There is an overwhelming choice of web hosts these days and it can be hard to determine which would be a good fit. A Google search will reveal many blog posts on the subject which are really are just a roundup of that blog’s sub-par affiliates that haven’t been vetted for quality.
I’ve been running my own sites for over 14 years now, and have also had many years experience with client websites and all their various hosts. So I have direct experience with many different hosts and have also interacted with the technical support departments of many of them.
Measuring the loading time of your WordPress site is obviously a critical step in optimizing for speed. You have to be able to find where the bottlenecks are and where you can achieve the easiest and biggest performance “wins”. There are numerous tools, such as Pingdom, GTmetrix etc, available for measuring the performance of your site, each of them providing a different result, which is understandably confusing. Which one is “right” and which one should you use?
The answer depends on exactly what you want to measure and the level of detail that you want. They each provide different metrics which is why they provide different results, but it doesn’t mean that any of them is more “right” than the other.
However, no matter which tool(s) you use, what’s more important is understanding what information you’re actually getting, and being consistent with the tool you use.

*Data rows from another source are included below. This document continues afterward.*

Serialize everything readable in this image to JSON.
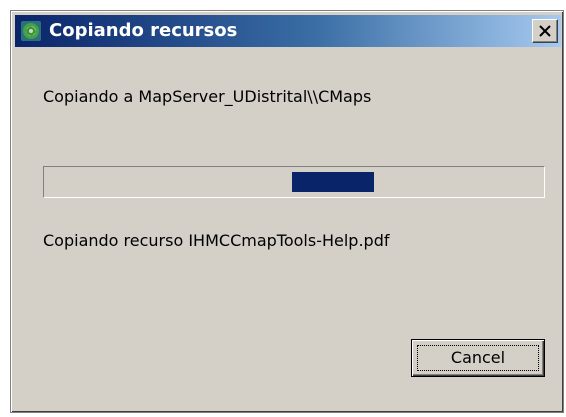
{
  "window": {
    "title": "Copiando recursos",
    "icon": "cmaptools-app-icon",
    "close_icon": "close-icon"
  },
  "status": {
    "destination_text": "Copiando a MapServer_UDistrital\\\\CMaps",
    "current_file_text": "Copiando recurso IHMCCmapTools-Help.pdf"
  },
  "progress": {
    "style": "indeterminate-marquee",
    "chunk_color": "#0a246a"
  },
  "buttons": {
    "cancel_label": "Cancel"
  },
  "colors": {
    "dialog_bg": "#d4d0c8",
    "title_gradient_start": "#0a246a",
    "title_gradient_end": "#a6caf0",
    "title_text": "#ffffff"
  }
}
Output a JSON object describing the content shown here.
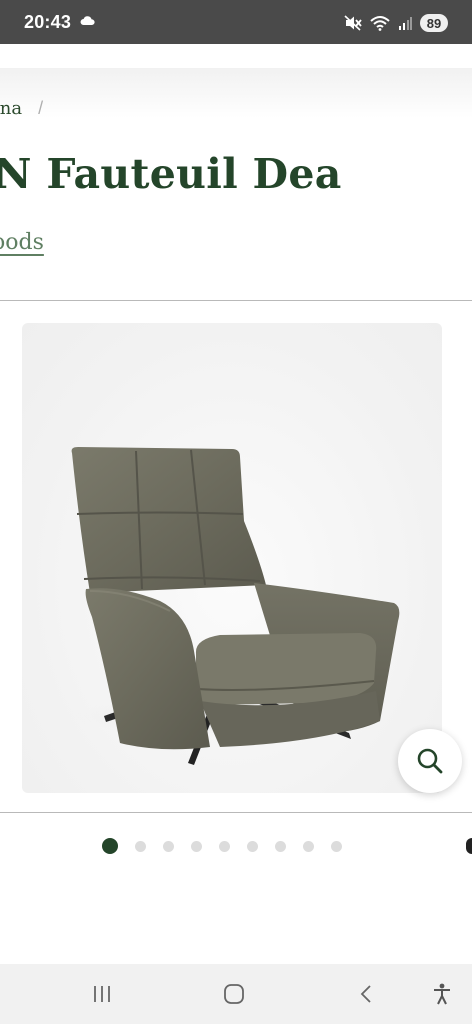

It’s not useful to compare results between tools – for example, between GTmetrix and Pingdom. It doesn’t matter if Pingdom says 2 seconds and GTmetrix says 5 seconds. You should only compare multiple results from the same tool, before and after you’ve made some changes.
We’re going to be working with the information in the Acquisition > Search Console tabs. On each page you’ll see these table headings (there are others, but these are the important ones for this guide):
Google Search Console, formerly known as Webmaster Tools, is a must-have for your WordPress site. It is a free account which will give you a lot of useful information about the search health of your site. Additionally you’ll get valuable SEO data about keywords, click through rates etc, which you could not otherwise get in Google Analytics alone. There are other uses and features of Search Console, but in this and the next post, I’ll be focusing on the marketing uses of Search Console.
In the first post of this mini-series we looked at the basic lingo you have to understand to get going with MemberPress. Here are a couple more tweaks you shouldn’t neglect when setting up your membership site.
Don’t leave visitors stranded
When first setting up your membership site, you’ll likely put a lot of care and attention into your registration pages, realizing that they will do the heavy lifting of converting visitors. But don’t forget to think about how people are actually going to end up on them. You’ll probably have links in your navigation and other obvious places, but you also need to think about what happens when someone stumbles across a blog post on your site with some protected content on it – what do you do with them and how do you get them into the sign-up process?